*** Opening EXERCISE MATERIAL ***
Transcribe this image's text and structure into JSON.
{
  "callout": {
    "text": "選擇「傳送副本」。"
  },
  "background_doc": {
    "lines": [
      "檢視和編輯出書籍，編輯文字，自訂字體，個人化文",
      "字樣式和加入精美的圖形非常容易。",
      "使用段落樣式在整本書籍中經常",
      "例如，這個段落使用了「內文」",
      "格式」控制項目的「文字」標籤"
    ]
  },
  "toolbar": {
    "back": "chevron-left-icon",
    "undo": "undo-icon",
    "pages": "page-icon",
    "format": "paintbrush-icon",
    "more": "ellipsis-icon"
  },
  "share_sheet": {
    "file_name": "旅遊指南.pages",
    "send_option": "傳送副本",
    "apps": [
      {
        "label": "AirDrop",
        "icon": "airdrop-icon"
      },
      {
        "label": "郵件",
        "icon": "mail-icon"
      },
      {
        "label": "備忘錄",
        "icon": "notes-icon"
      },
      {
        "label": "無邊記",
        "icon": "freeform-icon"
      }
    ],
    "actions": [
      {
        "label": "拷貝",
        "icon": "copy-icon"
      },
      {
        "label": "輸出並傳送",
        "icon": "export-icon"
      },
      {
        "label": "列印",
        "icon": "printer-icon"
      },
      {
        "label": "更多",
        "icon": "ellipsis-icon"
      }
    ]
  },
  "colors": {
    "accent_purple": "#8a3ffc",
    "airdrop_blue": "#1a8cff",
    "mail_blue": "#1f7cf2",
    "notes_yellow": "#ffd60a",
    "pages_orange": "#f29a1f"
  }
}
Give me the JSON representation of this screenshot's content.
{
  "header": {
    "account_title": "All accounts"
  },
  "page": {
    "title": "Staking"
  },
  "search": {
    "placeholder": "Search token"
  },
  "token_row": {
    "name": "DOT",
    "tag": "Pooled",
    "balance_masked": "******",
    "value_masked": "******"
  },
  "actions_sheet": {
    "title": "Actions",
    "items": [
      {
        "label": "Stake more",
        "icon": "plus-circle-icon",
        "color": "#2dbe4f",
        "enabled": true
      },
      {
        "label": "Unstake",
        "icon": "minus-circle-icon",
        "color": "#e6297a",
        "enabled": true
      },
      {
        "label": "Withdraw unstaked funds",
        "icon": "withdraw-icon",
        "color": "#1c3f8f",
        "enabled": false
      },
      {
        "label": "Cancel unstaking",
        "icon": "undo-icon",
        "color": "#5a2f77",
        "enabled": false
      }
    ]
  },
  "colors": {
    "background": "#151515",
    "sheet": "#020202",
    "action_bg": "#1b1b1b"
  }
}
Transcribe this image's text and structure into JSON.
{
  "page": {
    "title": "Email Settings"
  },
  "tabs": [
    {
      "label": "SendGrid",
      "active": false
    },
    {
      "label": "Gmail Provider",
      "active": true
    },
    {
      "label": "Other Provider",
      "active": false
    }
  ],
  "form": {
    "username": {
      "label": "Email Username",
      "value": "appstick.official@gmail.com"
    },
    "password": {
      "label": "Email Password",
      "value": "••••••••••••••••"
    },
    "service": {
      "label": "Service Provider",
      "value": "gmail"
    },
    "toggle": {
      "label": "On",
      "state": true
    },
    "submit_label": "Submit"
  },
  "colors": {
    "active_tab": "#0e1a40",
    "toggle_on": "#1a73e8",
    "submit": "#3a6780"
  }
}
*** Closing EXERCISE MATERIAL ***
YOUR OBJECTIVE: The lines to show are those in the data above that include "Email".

RESPONSE BOX:
    "title": "Email Settings"
      "label": "Email Username",
      "label": "Email Password",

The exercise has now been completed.